Gitga'at: You can’t eat oil - The Gitga'at First Nation of Hartley Bay, British Columbia, community lies at the mouth of the Douglas Channel, the narrow channel that super tankers would navigate on their way to Kitimat, to load up with oil sands crude, bound for China. An oil spill in their territory would close their grocery store – the ocean – for hundreds if not thousands of kilometres.
Gitga'at: People singing for their lives in face of Enbridge pipeline threat - Simgaget, sigadimanana. These words recognize the chiefs and matriarchs, in the language of the Gitga’at people. So many chiefs and matriarchs were present, in their button blanket regalia, that they filled up three rows along the end of the gymnasium where they sat for hours, watching over the speakers and the dancers.

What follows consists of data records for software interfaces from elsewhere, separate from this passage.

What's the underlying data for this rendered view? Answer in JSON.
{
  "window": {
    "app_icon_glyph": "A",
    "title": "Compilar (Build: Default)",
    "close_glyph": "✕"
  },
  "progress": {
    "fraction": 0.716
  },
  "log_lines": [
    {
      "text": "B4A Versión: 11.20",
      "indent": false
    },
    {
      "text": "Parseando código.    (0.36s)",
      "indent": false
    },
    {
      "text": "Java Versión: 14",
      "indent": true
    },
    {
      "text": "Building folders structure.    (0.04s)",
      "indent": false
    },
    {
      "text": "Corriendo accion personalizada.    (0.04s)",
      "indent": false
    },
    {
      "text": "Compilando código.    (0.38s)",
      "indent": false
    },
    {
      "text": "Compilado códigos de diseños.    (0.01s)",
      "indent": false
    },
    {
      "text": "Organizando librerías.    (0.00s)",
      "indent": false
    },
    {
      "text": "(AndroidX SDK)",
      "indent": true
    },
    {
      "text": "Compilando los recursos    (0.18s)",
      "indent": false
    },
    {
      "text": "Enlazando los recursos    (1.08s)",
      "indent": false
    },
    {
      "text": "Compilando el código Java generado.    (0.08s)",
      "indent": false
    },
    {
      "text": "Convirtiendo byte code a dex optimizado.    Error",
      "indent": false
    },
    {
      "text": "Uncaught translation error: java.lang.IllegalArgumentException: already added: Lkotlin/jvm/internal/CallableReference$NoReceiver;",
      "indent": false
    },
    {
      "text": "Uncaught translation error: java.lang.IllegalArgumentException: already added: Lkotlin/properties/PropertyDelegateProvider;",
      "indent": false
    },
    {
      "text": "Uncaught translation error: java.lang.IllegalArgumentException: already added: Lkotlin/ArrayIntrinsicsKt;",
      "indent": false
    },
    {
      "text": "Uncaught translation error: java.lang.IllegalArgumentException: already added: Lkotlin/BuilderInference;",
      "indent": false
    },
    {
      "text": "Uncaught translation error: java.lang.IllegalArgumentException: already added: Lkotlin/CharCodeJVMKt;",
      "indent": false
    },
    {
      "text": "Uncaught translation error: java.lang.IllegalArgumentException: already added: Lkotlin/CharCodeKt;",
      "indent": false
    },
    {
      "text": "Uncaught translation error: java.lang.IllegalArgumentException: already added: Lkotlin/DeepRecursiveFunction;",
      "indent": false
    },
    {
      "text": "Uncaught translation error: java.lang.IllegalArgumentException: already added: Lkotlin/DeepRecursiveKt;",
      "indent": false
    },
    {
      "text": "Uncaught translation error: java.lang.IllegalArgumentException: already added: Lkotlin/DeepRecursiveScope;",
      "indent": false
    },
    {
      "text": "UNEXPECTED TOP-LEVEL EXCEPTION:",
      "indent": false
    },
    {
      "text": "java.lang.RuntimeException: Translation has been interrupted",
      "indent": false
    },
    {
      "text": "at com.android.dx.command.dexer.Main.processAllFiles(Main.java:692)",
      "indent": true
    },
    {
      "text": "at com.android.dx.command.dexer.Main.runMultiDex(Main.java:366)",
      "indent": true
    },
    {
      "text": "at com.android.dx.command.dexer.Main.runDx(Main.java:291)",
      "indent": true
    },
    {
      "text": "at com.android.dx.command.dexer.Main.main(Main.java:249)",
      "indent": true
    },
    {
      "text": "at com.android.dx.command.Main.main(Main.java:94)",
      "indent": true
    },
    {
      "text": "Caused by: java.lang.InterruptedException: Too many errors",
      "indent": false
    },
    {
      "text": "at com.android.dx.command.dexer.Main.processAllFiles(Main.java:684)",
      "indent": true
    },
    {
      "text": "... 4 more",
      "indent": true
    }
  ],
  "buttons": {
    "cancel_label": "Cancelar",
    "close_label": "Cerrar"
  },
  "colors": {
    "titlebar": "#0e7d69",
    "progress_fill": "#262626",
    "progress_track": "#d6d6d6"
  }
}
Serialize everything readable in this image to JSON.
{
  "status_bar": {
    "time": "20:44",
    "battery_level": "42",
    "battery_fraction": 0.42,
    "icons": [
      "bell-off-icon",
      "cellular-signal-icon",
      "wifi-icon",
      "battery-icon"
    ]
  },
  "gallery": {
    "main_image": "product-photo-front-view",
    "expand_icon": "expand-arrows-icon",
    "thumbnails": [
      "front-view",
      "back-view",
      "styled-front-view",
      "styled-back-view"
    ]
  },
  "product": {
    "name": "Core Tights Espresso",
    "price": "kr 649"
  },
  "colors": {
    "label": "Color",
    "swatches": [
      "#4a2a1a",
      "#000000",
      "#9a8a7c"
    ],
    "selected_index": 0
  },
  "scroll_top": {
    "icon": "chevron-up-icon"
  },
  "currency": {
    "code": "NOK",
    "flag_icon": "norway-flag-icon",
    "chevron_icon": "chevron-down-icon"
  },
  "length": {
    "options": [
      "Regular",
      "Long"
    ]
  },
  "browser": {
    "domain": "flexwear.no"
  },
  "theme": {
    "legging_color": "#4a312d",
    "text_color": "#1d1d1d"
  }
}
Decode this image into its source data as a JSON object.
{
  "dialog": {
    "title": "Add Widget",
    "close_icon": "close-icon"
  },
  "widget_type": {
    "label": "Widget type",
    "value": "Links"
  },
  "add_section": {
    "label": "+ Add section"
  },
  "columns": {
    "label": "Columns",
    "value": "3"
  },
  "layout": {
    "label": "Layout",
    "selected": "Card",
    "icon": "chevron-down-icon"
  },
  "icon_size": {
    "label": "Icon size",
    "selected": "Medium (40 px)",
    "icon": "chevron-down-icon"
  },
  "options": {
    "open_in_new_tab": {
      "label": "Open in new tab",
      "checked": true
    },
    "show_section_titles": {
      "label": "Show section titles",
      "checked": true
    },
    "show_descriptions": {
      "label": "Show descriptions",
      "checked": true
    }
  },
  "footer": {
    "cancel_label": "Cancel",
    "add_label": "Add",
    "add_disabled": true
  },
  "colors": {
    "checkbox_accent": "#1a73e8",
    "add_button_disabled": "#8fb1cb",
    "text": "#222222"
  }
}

Gitga'at: Nation hosts No Tankers Rally in Prince Rupert - Northwest British Columbia caught the nation’s attention on Saturday, February 4, when the Gitga’at Nation hosted “No Tanker” march and rally in Prince Rupert, that over a thousand people of all ages, ethnicities and backgrounds took part in to show their opposition towards the proposed Enbridge Northern Gateway Project.
Gitga'at: Great Bear Rainforest Youth Paddle - Inspired by extraordinary encounters with elusive white spirit bears, breaching humpback whales and the people of the Great Bear Rainforest, Quest University student Magdalena Angel is determined to take action to try to save this threatened coastline. She is spearheading an ambitious awareness campaign in the form of a youth-led paddle to protest the proposed Enbridge pipeline project. This six-day, 53.4 kilometre paddle is set to take place in June, and will embark from Hartley Bay – home of the Gitga'at First Nations.
Gitga'at: Out of the pipeline and into the tankers - First Nations, guest speakers, musicians, performers, politicians, and environmental advocates from across British Columbia and North America will gather in Prince Rupert on February 4th to join hands with the Gitga'at Nation of Northwestern BC in a united stand against the proposed Enbridge Northern Gateway Project (ENGP) and show a united opposition to tankers within BC Coastal waters. The event, hosted by the Gitga'at Nation starts on Feb 4, 2012, 11 am at Mariner's Park with a parade to the Jim Ciccone Civic Center. Registration begins at 9 am in the Civic Centre lobby
Gitga'at: Jack Knox looks at the Enbridge pipeline proposal - With the hearings into the $5.5-billion Enbridge pipeline proposal starting today, Canada's natural resources minister declared Monday that "environmental and other radical groups" are trying to undermine Canada's economy. Marven Robinson is on the band council of the Gitga'at First Nation, whose members include the 200 who live at tiny, isolated Hartley Bay, and who are freaked out by the idea of 225 oil tankers negotiating the narrow waters at their doorstep each year. "That's the crazy thing," Robinson says. "They ask us for our opinion, and then they say that kind of stuff." Those "radicals" getting in the way of progress? It's called democracy and they're called Canadians.